Will I need an extra strong/clarifying shampoo to remove hair grease?

I use a normal shampoo. Nothing harsh about it. If your shampoo leaves your hair feeling crispy, crunchy and stripped, get a new shampoo. Note that shampoo is meant to clean your hair, so your hair won’t feel spectacular after using it. Condition afterwards to make your hair feel softer again.

Do I have to use conditioner?

I stopped using conditioner and my hair continued to thrive because the hair grease still coated and protected my strands from damage. Now I only use conditioner because it leaves my hair feeling softer and smells really nice.

Why don’t you use natural, organic hair products?

What does “natural hair products” actually mean? Lots of naturalistas avoid hair products like mineral oil because they don’t want ingredients that have been processed. But so-called natural products like coconut oil have also been processed. Coconuts are nuts, not oils. Cocoa is a nut, not a butter. Everything “natural”, “organic” and “unrefined” has been processed. That’s a fact. Even organic products like coconut oil have been linked to cancer.

Are petrolatum, mineral oil, etc natural? Yes. They come from the earth, just like coconuts and shea nuts aka shea butter. Petroleum consists of fossil fuels, which are dead organisms buried in the earth. That’s it. That’s the difference between the natural coconut oil and the natural petroleum (petrolatum, mineral oil, etc). One grows out of the ground and the other stays underground until we dig it out.

Why do old school black hair care regimens stick with grease?

Petrolatum is an excellent sealant.
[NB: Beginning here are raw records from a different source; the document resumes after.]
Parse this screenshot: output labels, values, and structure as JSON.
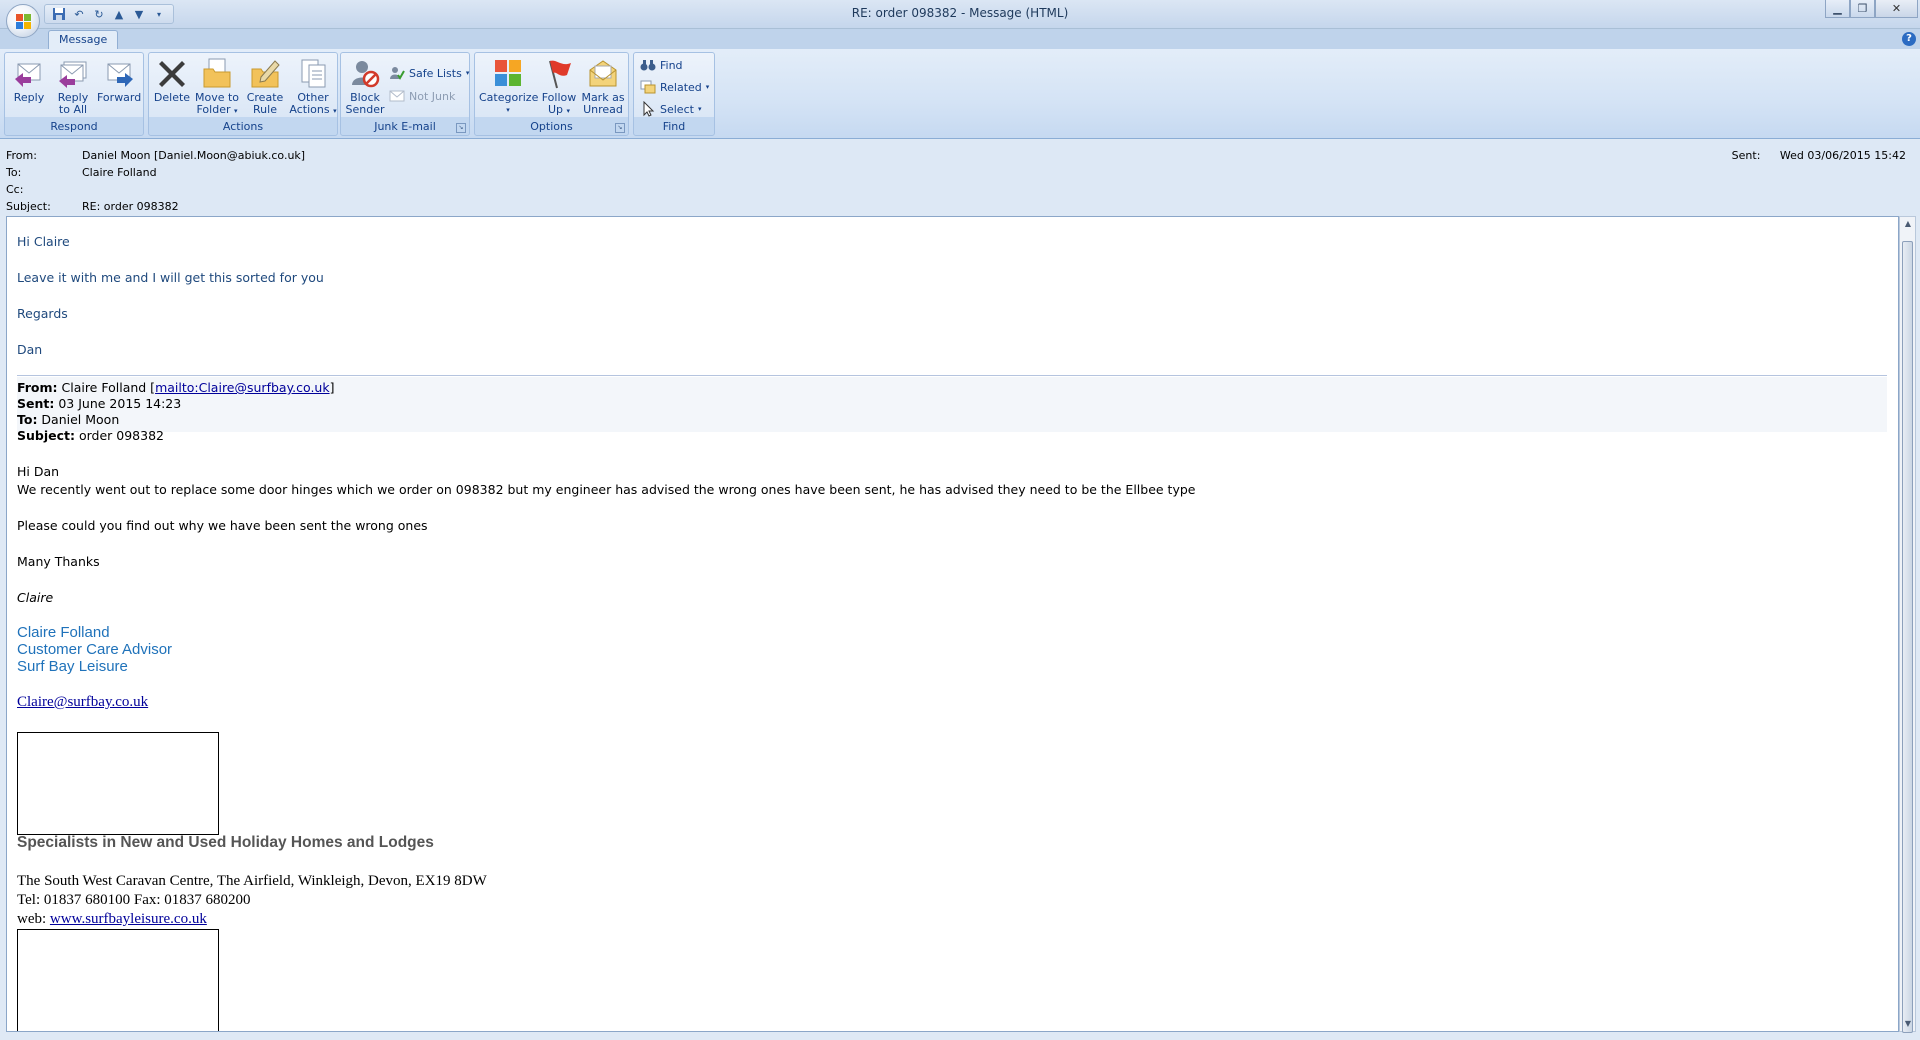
{
  "window": {
    "title": "RE: order 098382 - Message (HTML)"
  },
  "ribbon": {
    "tab": "Message",
    "groups": {
      "respond": "Respond",
      "actions": "Actions",
      "junk": "Junk E-mail",
      "options": "Options",
      "find": "Find"
    },
    "buttons": {
      "reply": "Reply",
      "reply_all_1": "Reply",
      "reply_all_2": "to All",
      "forward": "Forward",
      "delete": "Delete",
      "move_1": "Move to",
      "move_2": "Folder",
      "rule_1": "Create",
      "rule_2": "Rule",
      "other_1": "Other",
      "other_2": "Actions",
      "block_1": "Block",
      "block_2": "Sender",
      "safe_lists": "Safe Lists",
      "not_junk": "Not Junk",
      "categorize": "Categorize",
      "follow_1": "Follow",
      "follow_2": "Up",
      "mark_1": "Mark as",
      "mark_2": "Unread",
      "find": "Find",
      "related": "Related",
      "select": "Select"
    }
  },
  "header": {
    "from_label": "From:",
    "from_value": "Daniel Moon [Daniel.Moon@abiuk.co.uk]",
    "to_label": "To:",
    "to_value": "Claire Folland",
    "cc_label": "Cc:",
    "cc_value": "",
    "subject_label": "Subject:",
    "subject_value": "RE: order 098382",
    "sent_label": "Sent:",
    "sent_value": "Wed 03/06/2015 15:42"
  },
  "reply": {
    "greeting": "Hi Claire",
    "line1": "Leave it with me and I will get this sorted for you",
    "regards": "Regards",
    "name": "Dan"
  },
  "quoted": {
    "from_label": "From:",
    "from_name": " Claire Folland [",
    "from_link": "mailto:Claire@surfbay.co.uk",
    "from_close": "]",
    "sent_label": "Sent:",
    "sent_value": " 03 June 2015 14:23",
    "to_label": "To:",
    "to_value": " Daniel Moon",
    "subject_label": "Subject:",
    "subject_value": " order 098382",
    "greeting": "Hi Dan",
    "line1": "We recently went out to replace some door hinges which we order on 098382 but my engineer has advised the wrong ones have been sent, he has advised they need to be the Ellbee type",
    "line2": "Please could you find out why we have been sent the wrong ones",
    "thanks": "Many Thanks",
    "name_italic": "Claire",
    "sig_name": "Claire Folland",
    "sig_title": "Customer Care Advisor",
    "sig_company": "Surf Bay Leisure",
    "sig_email": "Claire@surfbay.co.uk",
    "tagline": "Specialists in New and Used Holiday Homes and Lodges",
    "address": "The South West Caravan Centre, The Airfield, Winkleigh, Devon, EX19 8DW",
    "tel": "Tel: 01837 680100  Fax: 01837 680200",
    "web_label": "web: ",
    "web_link": "www.surfbayleisure.co.uk"
  }
}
That’s why people use it to seal in moisture all over their skin, including their lips, face and body after a shower. Hair grease ingredients like petrolatum and mineral oil are common in popular body lotions because they prevent our skin from drying out. It works the same way on our hair.

Why not use oils and butters instead? Because they don’t seal in as much moisture for as long. People like me find that oils and butters rub off much easier too, leaving hair more exposed to damage and more likely to dry out and break off.
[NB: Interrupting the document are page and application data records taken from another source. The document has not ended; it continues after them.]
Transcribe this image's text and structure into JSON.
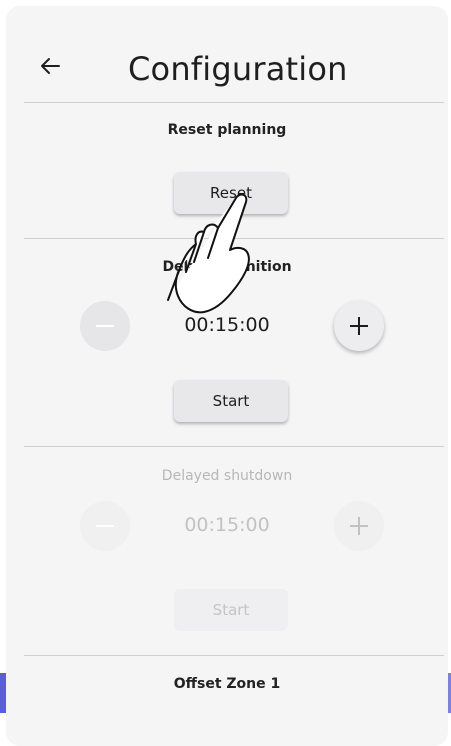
{
  "header": {
    "title": "Configuration",
    "back_icon": "arrow-left-icon"
  },
  "reset_planning": {
    "title": "Reset planning",
    "button_label": "Reset"
  },
  "delayed_ignition": {
    "title": "Delayed ignition",
    "time": "00:15:00",
    "decrement_icon": "minus-icon",
    "increment_icon": "plus-icon",
    "start_label": "Start",
    "enabled": true
  },
  "delayed_shutdown": {
    "title": "Delayed shutdown",
    "time": "00:15:00",
    "decrement_icon": "minus-icon",
    "increment_icon": "plus-icon",
    "start_label": "Start",
    "enabled": false
  },
  "offset_zone": {
    "title": "Offset Zone 1"
  },
  "overlay": {
    "icon": "pointing-hand-icon"
  },
  "colors": {
    "card_bg": "#f5f5f6",
    "accent": "#5b5fd6",
    "divider": "#cfcfd2",
    "disabled_text": "#b7b7ba"
  }
}
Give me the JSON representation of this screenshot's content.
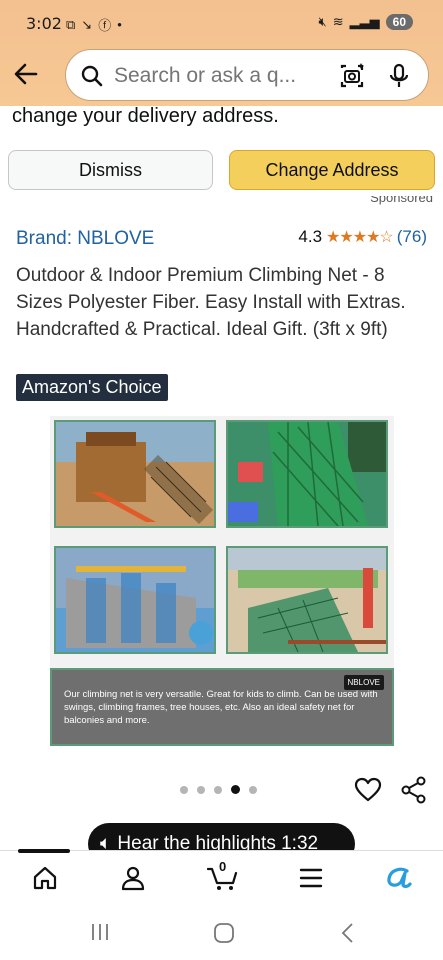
{
  "status_bar": {
    "time": "3:02",
    "battery": "60"
  },
  "search": {
    "placeholder": "Search or ask a q..."
  },
  "delivery_notice": {
    "text": "change your delivery address.",
    "dismiss_label": "Dismiss",
    "change_label": "Change Address"
  },
  "sponsored_label": "Sponsored",
  "product": {
    "brand": "Brand: NBLOVE",
    "rating": "4.3",
    "stars": "★★★★☆",
    "review_count": "(76)",
    "title": "Outdoor & Indoor Premium Climbing Net - 8 Sizes Polyester Fiber. Easy Install with Extras. Handcrafted & Practical. Ideal Gift. (3ft x 9ft)",
    "badge": "Amazon's Choice"
  },
  "gallery": {
    "brand_tag": "NBLOVE",
    "caption": "Our climbing net is very versatile. Great for kids to climb. Can be used with swings, climbing frames, tree houses, etc. Also an ideal safety net for balconies and more.",
    "dots_total": 5,
    "dots_active": 4
  },
  "highlights_label": "Hear the highlights 1:32",
  "bottom_nav": {
    "cart_count": "0"
  },
  "colors": {
    "header_bg": "#f5c590",
    "change_button": "#f5cf5b",
    "link": "#2162a1",
    "star": "#de7921",
    "badge_bg": "#232f3e"
  }
}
Which hair grease should I use?

No one in the world has hair like yours. I can’t tell you which grease will work for you. Hair grease (Dax, Blue Magic, Royal Crown, etc) is so cheap that it won’t hurt just trying different ones out. You can get grease for a dollar in America. In the UK it’s only a few pounds. That’s cheap compared to organic “natural” hair products that cost up to twenty pounds and last less than a month.
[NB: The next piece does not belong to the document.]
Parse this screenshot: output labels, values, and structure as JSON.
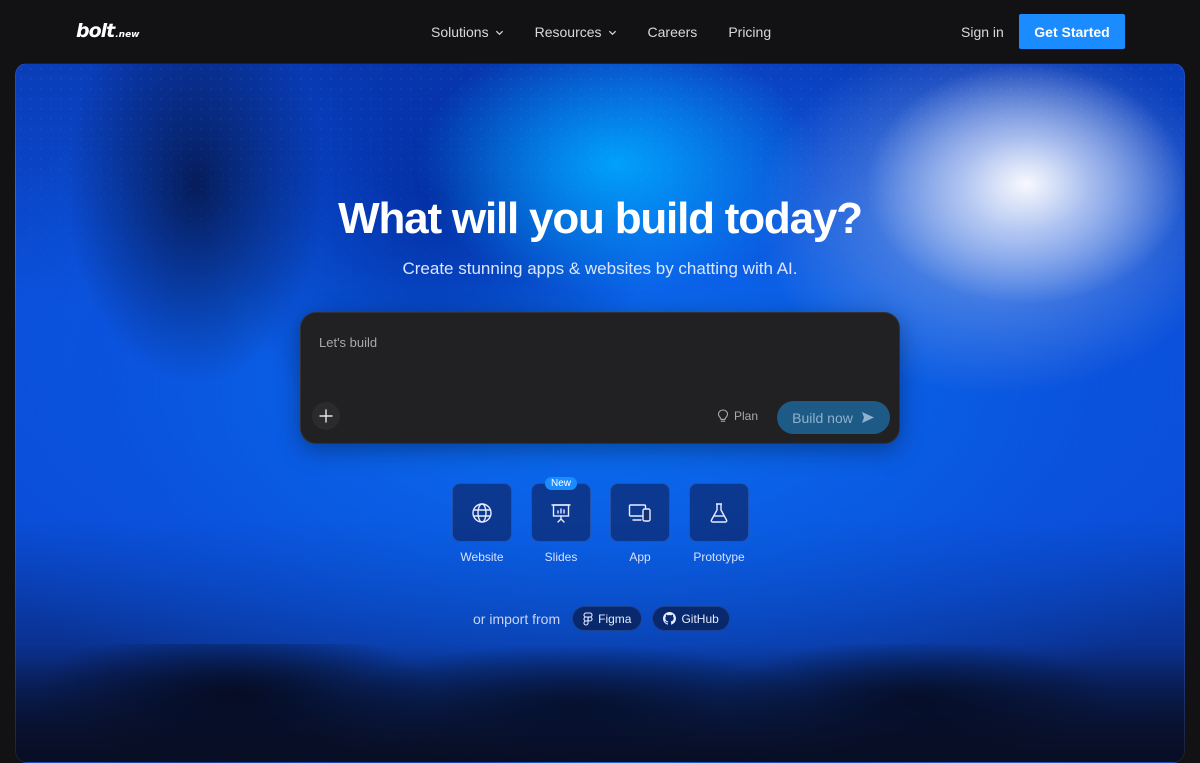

There’s a common belief that all hair grease is the same. That you should just pick one and try it. If that one doesn’t work then all hair grease doesn’t work for you…

Please don’t follow this terrible advice! People are willing to try every oil, butter, shampoo and conditioner in the world, but won’t give more than one type of hair grease a try.

All hair grease works differently, even when they come from the same brand. They have different scents, textures, colours, jar sizes, and include different oils and butters too. No grease is the same, so finding the one your hair loves involves trial and error. Just like with every other hair product.

Do petrolatum and mineral oil cause cancer?

No. That’s another myth people told about hair grease. Usually those misinformed people had some expensive alternative to sell. There are no studies that link petroleum based hair products to cancer. The tiniest connection is that some petroleum production methods can produce carcinogens, but manufacturers must provide proof that their production method doesn’t do this.

Remember that many things are rumoured or proven to increase your risk of having cancer: eating red meat, smoking, drinking, being overweight, and using technology like mobile phones and wifi equipment. Even the beloved coconut oil has been linked to carcinogens, but you didn’t hear about that, did you?

Any more questions about my old school black hair care regimen?

Feel free to ask and I’ll provide more answers to this FAQ.

If you haven’t seen my old school inspired hair care regimen, what’re you waiting for? It’s only five steps. I spend no more than five hours in total per month on growing my natural hair. I used to spend 30 hours or more when my hair was only armpit length. That’s the beauty of the old school way. Less time, less money and less effort.